It can be difficult knowing which keywords to include in your resume. Unlike chemical formulas or parts of speech, there is no hard-and-fast rule for identifying these critical terms. So how do you know what they are?
A brief definition: Generally, keywords are the qualifications, duties, and skills an ideal candidate would hold and/or have demonstrated in the past. They should include your hard and soft skills, education, and relevant experience (both professional and unpaid).
Though there are other options, the job description is your best source for keywords. This is where employers directly tell you much of what they are looking for. Luckily, there are several tools and strategies to help you pick out the right vocabulary to get your resume seen.
One method that many people use is a word cloud, like Wordle or TagCrowd. These websites allow you to copy and paste text into their tool, and they will present a graphic representation of how often certain terms appear. For example, the word cloud for this accounting associate job advertisement looked like this:

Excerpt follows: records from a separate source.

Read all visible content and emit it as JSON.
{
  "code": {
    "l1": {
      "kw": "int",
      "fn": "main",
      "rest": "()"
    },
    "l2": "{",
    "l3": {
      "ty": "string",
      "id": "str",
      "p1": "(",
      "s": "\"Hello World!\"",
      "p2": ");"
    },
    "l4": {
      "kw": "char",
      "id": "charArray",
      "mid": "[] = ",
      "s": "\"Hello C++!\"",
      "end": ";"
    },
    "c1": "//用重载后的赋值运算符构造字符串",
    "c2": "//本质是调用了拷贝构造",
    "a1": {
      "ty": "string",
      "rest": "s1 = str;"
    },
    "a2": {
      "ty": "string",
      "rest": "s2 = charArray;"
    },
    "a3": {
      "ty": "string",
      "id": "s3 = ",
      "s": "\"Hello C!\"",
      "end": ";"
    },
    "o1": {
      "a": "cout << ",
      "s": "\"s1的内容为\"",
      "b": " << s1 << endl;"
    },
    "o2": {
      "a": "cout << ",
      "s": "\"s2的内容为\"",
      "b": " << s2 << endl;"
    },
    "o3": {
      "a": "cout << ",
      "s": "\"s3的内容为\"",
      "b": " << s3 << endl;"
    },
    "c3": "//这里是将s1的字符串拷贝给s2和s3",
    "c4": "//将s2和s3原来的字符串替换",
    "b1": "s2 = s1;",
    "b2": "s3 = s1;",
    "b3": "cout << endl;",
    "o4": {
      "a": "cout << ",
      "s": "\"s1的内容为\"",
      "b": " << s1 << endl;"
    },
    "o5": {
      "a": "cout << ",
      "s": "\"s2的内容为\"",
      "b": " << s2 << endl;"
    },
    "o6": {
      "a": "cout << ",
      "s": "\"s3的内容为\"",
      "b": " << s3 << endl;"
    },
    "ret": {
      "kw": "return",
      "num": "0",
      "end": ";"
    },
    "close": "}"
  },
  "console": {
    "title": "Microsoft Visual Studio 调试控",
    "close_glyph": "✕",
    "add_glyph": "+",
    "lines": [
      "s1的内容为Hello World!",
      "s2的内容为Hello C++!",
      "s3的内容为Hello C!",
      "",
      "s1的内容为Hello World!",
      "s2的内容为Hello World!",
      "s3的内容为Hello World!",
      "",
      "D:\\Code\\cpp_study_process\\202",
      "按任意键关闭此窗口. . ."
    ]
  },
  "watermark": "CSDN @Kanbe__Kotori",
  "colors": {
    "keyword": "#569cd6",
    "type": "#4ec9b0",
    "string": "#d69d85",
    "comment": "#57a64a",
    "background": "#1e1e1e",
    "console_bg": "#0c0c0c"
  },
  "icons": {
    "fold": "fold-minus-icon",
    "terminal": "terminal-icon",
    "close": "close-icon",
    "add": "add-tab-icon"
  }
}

With this visualization, it’s easy to pick out the high-frequency vocabulary: government, accounting, maintain, accounts, receivable, payable, billing, clients, knowledge, etc.
Unfortunately, these websites only measure repetition; they can’t read an employer’s mind. This causes word lists from clouds like the one above to grow excessively long, including several obvious (accounting) or non-competency-based items (knowledge).You need to sift through the image and note the larger terms that are also skill or experience related. While useful, these sites should not be your only strategy.
If you see one of these expressions, it may mean there’s a keyword involved.
Reevaluating that accounting associate job advertisement with these tricks of the trade reveals several keywords for responding resumes.
Check that you maintain the same wording when you’re integrating these key terms into your resume. And if you use an acronym, make sure that the first instance includes the entire phrase followed by the abbreviation— for example, “Registered Nurse (RN).” After that, however, you can just stick to the shortened form.
Check it—ATS Simulator
Once you’ve written your resume and optimized it for the keywords you picked out, find a website with software that functions like an applicant tracking system (ATS). These tools will scan your resume and let you know how it measures up to the job ad. Basically, you can test-drive your resume and see if it makes it past the bots.
iScore is one such program that goes above and beyond the standard. It not only rates how well your resume keywords match the job posting’s, but also identifies terms that are missing from your resume. This allows you to add experiences you might have opted to leave out and tweak verbiage until your application is ATS optimized!
Because job ads are filled with handpicked qualifications and skills, they are a fantastic source for keywords tailored for a specific position. However, the information is often tightly packed, making it difficult to identify the most important terms. With the strategies and resources described above, keyword research becomes a much simpler task.
Freddie Rohner— Increase Your Resume's Impact and Visibility
Madeline Burry— How to Decode a Job Advertisement
Katharine Hansen— Researching Resume Keywords in Job Postings